Some recent and inspiring reads…
Kate Wordsmith : The Slow Movement Manifests
Kate’s a fellow Minnesotan that I have yet to meet… but her post this week on Slow Fashion resonated with me. In my ideal world, last week’s post on the inspiration behind TAE would have been written with 1/10 the eloquence as this one.
I find myself overwhelmed, once again, by the speed at which new trends, ideas and information are coming at me. This dizzying, never-ending slideshow is referred to as the (1) “New Speed of Fashion,” by T Magazine, and as I watched my Twitter feed become engulfed with photos and videos tagged #NYFW over the past week, I reached a point where I had to turn to a handful of slow movement designers and curators for meditation.

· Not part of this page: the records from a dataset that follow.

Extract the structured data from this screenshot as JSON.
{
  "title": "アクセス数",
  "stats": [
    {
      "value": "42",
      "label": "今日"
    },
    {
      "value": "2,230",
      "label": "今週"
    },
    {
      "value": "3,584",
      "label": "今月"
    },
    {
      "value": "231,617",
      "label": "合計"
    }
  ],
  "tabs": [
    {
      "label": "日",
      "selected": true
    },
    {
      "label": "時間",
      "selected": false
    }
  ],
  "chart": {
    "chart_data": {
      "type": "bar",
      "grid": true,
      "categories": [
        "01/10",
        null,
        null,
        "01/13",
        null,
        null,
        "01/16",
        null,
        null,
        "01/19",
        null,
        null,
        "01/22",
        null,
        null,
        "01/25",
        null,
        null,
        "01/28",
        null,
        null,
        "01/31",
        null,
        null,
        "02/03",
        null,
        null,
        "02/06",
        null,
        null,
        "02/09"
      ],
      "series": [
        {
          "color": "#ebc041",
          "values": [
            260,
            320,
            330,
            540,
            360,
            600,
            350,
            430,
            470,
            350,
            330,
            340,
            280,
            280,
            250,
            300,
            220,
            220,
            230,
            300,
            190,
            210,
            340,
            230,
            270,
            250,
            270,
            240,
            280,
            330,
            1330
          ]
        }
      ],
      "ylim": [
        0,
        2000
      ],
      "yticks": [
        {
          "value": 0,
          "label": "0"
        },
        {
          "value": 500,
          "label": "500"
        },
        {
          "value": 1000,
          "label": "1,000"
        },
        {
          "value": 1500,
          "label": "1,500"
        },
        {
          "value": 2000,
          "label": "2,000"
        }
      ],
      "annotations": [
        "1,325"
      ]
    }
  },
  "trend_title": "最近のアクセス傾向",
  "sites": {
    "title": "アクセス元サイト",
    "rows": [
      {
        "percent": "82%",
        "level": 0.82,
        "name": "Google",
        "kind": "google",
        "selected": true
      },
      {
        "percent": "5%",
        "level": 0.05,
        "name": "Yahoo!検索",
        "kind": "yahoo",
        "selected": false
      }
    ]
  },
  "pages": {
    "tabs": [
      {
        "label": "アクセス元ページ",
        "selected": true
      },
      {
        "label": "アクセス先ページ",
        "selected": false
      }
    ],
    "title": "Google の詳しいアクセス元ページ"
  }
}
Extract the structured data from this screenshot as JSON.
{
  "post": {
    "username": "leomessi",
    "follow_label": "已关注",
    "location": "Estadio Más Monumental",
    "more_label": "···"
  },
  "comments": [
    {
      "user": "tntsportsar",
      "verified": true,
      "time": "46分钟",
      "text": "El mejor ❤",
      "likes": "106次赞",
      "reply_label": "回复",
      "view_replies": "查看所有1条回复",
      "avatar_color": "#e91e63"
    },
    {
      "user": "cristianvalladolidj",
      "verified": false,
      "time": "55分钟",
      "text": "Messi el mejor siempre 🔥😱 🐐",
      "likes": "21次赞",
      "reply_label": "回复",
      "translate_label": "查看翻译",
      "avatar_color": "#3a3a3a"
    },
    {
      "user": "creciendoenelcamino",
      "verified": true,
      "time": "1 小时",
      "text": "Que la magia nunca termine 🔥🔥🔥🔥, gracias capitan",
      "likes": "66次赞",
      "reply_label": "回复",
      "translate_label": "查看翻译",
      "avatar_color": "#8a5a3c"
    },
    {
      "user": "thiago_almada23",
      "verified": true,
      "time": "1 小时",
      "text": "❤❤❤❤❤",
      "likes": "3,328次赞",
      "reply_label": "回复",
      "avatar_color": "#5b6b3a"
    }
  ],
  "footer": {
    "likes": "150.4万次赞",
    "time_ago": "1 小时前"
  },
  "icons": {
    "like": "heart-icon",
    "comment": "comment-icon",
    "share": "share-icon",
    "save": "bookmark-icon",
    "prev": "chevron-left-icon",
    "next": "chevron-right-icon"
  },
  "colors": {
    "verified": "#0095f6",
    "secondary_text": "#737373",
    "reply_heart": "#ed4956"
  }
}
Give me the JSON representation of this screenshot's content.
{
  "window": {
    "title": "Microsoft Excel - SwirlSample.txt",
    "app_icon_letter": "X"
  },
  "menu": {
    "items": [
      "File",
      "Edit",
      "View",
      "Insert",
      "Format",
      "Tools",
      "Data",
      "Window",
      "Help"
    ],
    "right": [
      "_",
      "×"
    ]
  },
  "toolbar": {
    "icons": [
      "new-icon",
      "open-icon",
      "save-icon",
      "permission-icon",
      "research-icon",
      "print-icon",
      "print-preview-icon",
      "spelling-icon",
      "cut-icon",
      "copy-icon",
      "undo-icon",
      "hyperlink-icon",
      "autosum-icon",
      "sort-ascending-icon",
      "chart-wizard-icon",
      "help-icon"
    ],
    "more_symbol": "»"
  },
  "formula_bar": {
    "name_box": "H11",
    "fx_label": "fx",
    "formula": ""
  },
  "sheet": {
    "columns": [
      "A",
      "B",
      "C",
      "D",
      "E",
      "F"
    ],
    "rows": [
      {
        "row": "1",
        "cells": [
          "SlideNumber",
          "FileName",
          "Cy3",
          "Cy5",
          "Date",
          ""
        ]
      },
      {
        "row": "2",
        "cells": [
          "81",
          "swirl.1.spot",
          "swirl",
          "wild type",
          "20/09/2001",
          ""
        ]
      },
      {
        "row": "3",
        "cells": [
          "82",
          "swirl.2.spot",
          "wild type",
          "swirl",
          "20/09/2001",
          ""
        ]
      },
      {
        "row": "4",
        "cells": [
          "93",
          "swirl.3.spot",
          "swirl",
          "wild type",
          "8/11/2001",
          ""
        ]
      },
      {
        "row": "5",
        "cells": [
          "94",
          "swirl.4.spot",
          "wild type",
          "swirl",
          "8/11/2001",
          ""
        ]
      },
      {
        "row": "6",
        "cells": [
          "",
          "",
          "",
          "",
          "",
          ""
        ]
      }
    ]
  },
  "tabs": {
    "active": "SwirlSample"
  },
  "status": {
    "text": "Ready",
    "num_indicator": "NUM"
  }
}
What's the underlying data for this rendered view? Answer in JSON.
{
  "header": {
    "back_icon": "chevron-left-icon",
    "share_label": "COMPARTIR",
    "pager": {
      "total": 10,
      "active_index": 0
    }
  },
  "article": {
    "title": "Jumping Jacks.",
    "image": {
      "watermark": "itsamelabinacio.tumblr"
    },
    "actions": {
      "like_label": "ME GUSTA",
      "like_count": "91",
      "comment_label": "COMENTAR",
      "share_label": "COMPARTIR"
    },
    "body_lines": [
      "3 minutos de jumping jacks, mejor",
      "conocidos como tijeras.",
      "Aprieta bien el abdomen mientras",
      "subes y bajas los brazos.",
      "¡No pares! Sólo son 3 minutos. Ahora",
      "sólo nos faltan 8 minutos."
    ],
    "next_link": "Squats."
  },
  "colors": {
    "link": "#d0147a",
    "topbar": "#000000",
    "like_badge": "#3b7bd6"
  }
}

Amanda Brooks : Classic Fashion
Former Fashion Director of Barneys, Amanda Brooks now lives on a farm in England with her family and shares her sartorial musings on her blog, I Love Your Style.
“We all have this idea that fashion is ephemeral. And in some regards it absolutely is. We buy something that catches our eye in a magazine, in a store, on style.com, we wear it a few times, and then it goes into fashion purgatory never to be worn again. Or never to be worn until it gains some vintage cred or stages a comeback a decade later.
But when I was working at Barneys I knew I would be spending a large proportion of my disposable income on clothes, and I wanted to be smart about it. If I was going to splurge, it had to be on things I would wear for a long time, not just a season.”
Is “Made in America” clothing making a comeback at New York fashion week?
I was thrilled to see this article last week after posting my thoughts on Fashion Week – let’s hope more and more designers begin to follow suit!
Fallon : I’m Sick of Smart
My amazing friend Meg works at Fallon and shared this post with me this week – while written for the advertising world, I think it holds true in any creative realm.
So, while we Planners may not be working with Radiohead on its next studio effort, we are creating something for the people of this world. We’re leaving something creative behind, and we’re (hopefully) making an impact. Art doesn’t have a right answer so don’t be content with smart. Smart is just the starting line, and the journey doesn’t have to be difficult. Or, as one very enlightened creative explained to me, “The creative process isn’t a struggle, it’s a wiggle.”